Wednesday, October 24, 2012

Four-Color Poster Palette

In this 1924 poster for the London Underground, Walter E. Spradbery limited his palette to just four colors: white, cyan, red, and green. 

The resulting poster has a several advantages over an image with a full range of tones and colors. It's cheaper and easier to print, and the simplicity gives it more visual impact from a distance.

Here's a detail of the original painting in opaque water-based colors. Where possible he eliminates outlines around small shapes and lets them blend together.

It's a challenge to design a picture with just four colors. One naturally wants to subdivide, gradate, soften, and outline. But a painting gets its power from the grouping of tones, and this regime forces the artist to group, generalize, and simplify.


Rich said...

I also like the silhouette of the trees and how liquid the water looks and how perfect the lettering fits in.
A lovely poster in my eyes.

Aaron said...

My art professors on more than one occasion referred to some of my early painting and illustrations as "garish" and "over-saturated," One of them suggested I experiment with a more limited palette, maybe even some monotone and duo-tone work. I can't say enough how helpful pulling back sometimes can be. Just because some of these companies offer 150+ colors of paints or pencils, doesn't mean you gotta use all of them on the same painting :)

Anonymous said...
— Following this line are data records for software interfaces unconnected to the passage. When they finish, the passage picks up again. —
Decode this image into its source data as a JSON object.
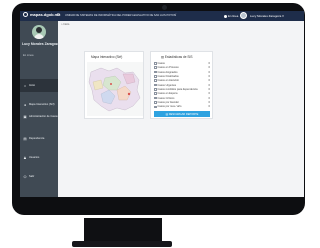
{
  "topbar": {
    "brand": "mapas.dgob.mx",
    "title": "UNIDAD DE SISTEMAS DE INFORMÁTICA DEL PODER LEGISLATIVO DE SAN LUIS POTOSÍ",
    "status": "En línea",
    "user": "Lucy Morales Zaragoza"
  },
  "sidebar": {
    "name": "Lucy Morales Zaragoza",
    "role": "En Línea",
    "items": [
      {
        "label": "Inicio",
        "icon": "home-icon"
      },
      {
        "label": "Mapa Interactivo (Sirf)",
        "icon": "map-marker-icon"
      },
      {
        "label": "Administración de Casos",
        "icon": "folder-icon"
      },
      {
        "label": "Dependencia",
        "icon": "building-icon"
      },
      {
        "label": "Usuarios",
        "icon": "users-icon"
      },
      {
        "label": "Salir",
        "icon": "power-icon"
      }
    ]
  },
  "breadcrumb": "Inicio",
  "map_card": {
    "title": "Mapa Interactivo (Sirf)"
  },
  "stats_card": {
    "title": "Estadísticas de SIS",
    "rows": [
      {
        "label": "Casos",
        "value": "0"
      },
      {
        "label": "Casos en Proceso",
        "value": "0"
      },
      {
        "label": "Casos Asignados",
        "value": "0"
      },
      {
        "label": "Casos Finalizados",
        "value": "0"
      },
      {
        "label": "Casos en Atención",
        "value": "0"
      },
      {
        "label": "Casos Urgentes",
        "value": "0"
      },
      {
        "label": "Casos remitidos para dependencia",
        "value": "0"
      },
      {
        "label": "Casos en Espera",
        "value": "0"
      },
      {
        "label": "Casos Críticos",
        "value": "0"
      },
      {
        "label": "Casos por Atender",
        "value": "0"
      },
      {
        "label": "Casos por mes / año",
        "value": "0"
      }
    ],
    "button_label": "DESCARGAR REPORTE"
  },
  "colors": {
    "topbar": "#1e2d4a",
    "sidebar": "#404a54",
    "accent": "#2ea2e0"
  }
}
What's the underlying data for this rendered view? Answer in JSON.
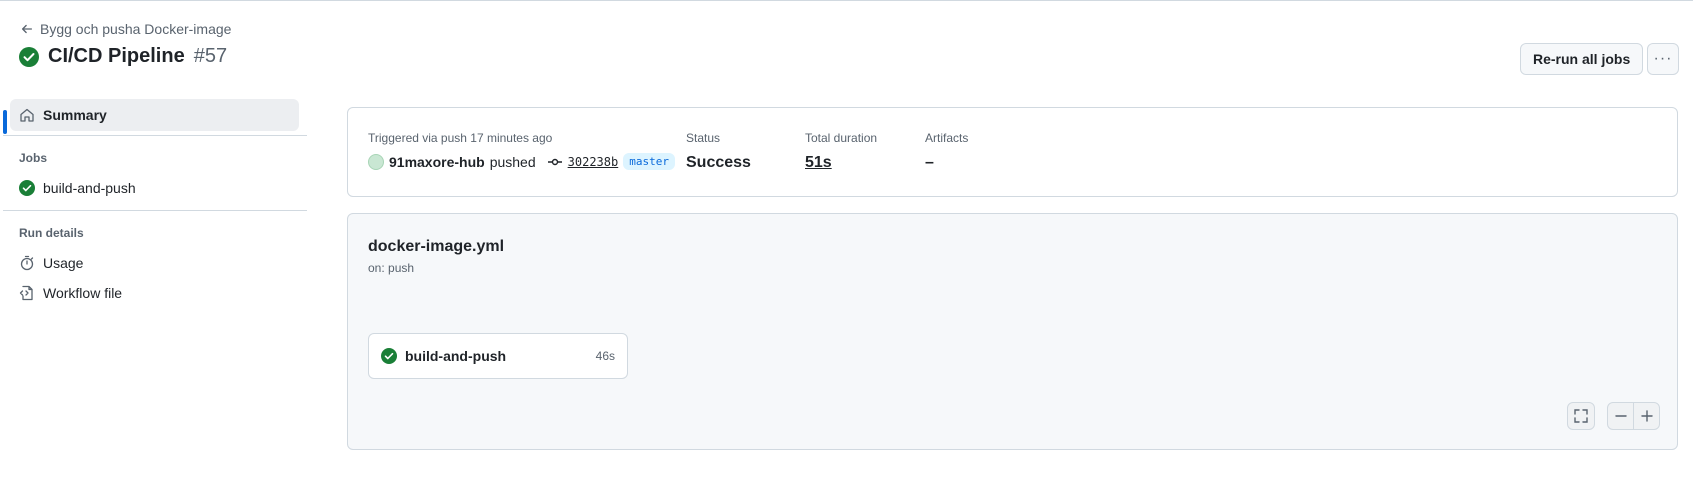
{
  "header": {
    "back_label": "Bygg och pusha Docker-image",
    "title": "CI/CD Pipeline",
    "run_number": "#57",
    "rerun_label": "Re-run all jobs",
    "more_label": "···"
  },
  "sidebar": {
    "summary_label": "Summary",
    "jobs_heading": "Jobs",
    "jobs": [
      {
        "label": "build-and-push",
        "status": "success"
      }
    ],
    "run_details_heading": "Run details",
    "usage_label": "Usage",
    "workflow_file_label": "Workflow file"
  },
  "summary": {
    "trigger_label": "Triggered via push 17 minutes ago",
    "user": "91maxore-hub",
    "action": "pushed",
    "commit_sha": "302238b",
    "branch": "master",
    "status_label": "Status",
    "status_value": "Success",
    "duration_label": "Total duration",
    "duration_value": "51s",
    "artifacts_label": "Artifacts",
    "artifacts_value": "–"
  },
  "workflow": {
    "filename": "docker-image.yml",
    "trigger": "on: push",
    "job_name": "build-and-push",
    "job_duration": "46s"
  },
  "colors": {
    "success": "#1a7f37",
    "accent": "#0969da",
    "border": "#d1d9e0",
    "muted_text": "#59636e"
  }
}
'Less is more' as my old Design I teacher, Polifka, used to say.
I'm all for a limited palette although, those particular 4 colors together are rather disturbing to me, especially in the print, but maybe it works better when viewed from afar. I like the posterization. - mp